 In 1911 she and her family moved to London and she spent her teenage years growing up in the city. When she was sixteen, the war was declared and even though she was busily preparing to enter the matriculation form in preparation for medical school, she and all her classmates spent the school days knitting socks, mufflers and mittens for the soldiers. In 1916, she passed the London University exam. The five year old Margery’s wish to become a doctor was soon to be realized. At the age of nineteen, in 1917, she began her general medicine training at the School of Medicine for Women at London University -the only medical school in London at the time offering complete training for women.
 In 1923 she sat for, and failed, the final tests in Medicine, Surgery and Obstetrics. She tried again and again and finally passed in 1926. Two years prior to this, she had started working as a resident at the London Homeopathic Hospital. Despite the years at orthodox medical school, she was strongly inclined towards homeopathy and said on one occasion: “In my teaching hospital, when I saw patients dying, I didn’t have the satisfaction that the others had of believing that everything possible had been done. I felt they hadn’t had the only thing that might have cured them.”
 Another story which affords us a glimpse into her convictions and personality goes as follows: One day on rounds at the allopathic teaching hospital with the Chief, Blackie was asked what she would prescribe for a patient. “Whether I forgot where I was or whether it was bravado, I know not; but I replied Nux vomica. My friends grew pale with fright but nothing happened. Passing in the corridor later he stopped me and said, ‘a very good idea. I always carry it’, and pulled from his waistcoat pocket two small bottles of pills -one Nux vomica and the other Carbo veg.
 At the age of twenty-six she became House Physician at the London Homeopathic Hospital. The hospital was staffed almost entirely by men. She worked with Drs. J.H.  Clarke (who had joined the staff in 1881), Charles Wheeler and her mentor, Douglas Borland. In 1926 she opened a private practice and at the age of thirty she attained senior status in the medical profession by becoming a Doctor of Medicine. She was the only woman candidate at the University of London in 1928 to be awarded this distinction.
 There now followed twenty years of successful private general practice. However, she also continued to work at the LHH, especially in the children’s department and the out-patient department. It was here that she worked with Margaret Tyler, who was a dominant figure in the hospital at this time. In 1949 she was elected president of the British Homeopathic Society and held this post for three successive years. In the mid-1950s she was the editor of the British Homeopathic Journal for one year, and also served in the LHH on the Committee for Research and Drug Provings and the Committee for Education.
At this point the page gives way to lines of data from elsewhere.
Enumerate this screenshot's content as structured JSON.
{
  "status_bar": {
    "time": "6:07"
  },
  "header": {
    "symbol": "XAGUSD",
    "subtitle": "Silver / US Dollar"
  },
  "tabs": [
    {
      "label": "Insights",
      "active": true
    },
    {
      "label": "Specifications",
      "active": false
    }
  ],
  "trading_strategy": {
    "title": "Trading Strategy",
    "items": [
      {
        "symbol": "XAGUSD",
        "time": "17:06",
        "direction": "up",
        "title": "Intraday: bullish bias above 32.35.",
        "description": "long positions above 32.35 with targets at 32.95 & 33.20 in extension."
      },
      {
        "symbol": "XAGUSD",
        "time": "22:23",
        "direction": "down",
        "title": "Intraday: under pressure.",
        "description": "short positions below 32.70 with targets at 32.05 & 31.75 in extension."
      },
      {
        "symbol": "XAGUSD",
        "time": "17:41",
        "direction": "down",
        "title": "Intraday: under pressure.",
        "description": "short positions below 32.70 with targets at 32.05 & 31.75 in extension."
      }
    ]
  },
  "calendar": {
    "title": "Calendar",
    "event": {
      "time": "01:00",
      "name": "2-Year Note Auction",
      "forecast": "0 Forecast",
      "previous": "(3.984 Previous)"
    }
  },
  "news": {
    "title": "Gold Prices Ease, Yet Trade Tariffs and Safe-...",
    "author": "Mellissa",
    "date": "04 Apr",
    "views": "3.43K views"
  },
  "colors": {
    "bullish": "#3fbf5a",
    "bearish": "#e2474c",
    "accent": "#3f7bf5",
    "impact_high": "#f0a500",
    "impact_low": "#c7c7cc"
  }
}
 Her crowning achievement in these later years was succeeding Sir John Weir as Royal Physician. This took place in 1969. She continued working at the newly named Royal London Homeopathic Hospital until the age of sixty-nine at which time she became an honorary consultant there (1965). In 1964 she was elected Dean of the Faculty of Homeopathy, a post that she held until her resignation at the age of 81. She died on August 24, 1981. 

Leave a Comment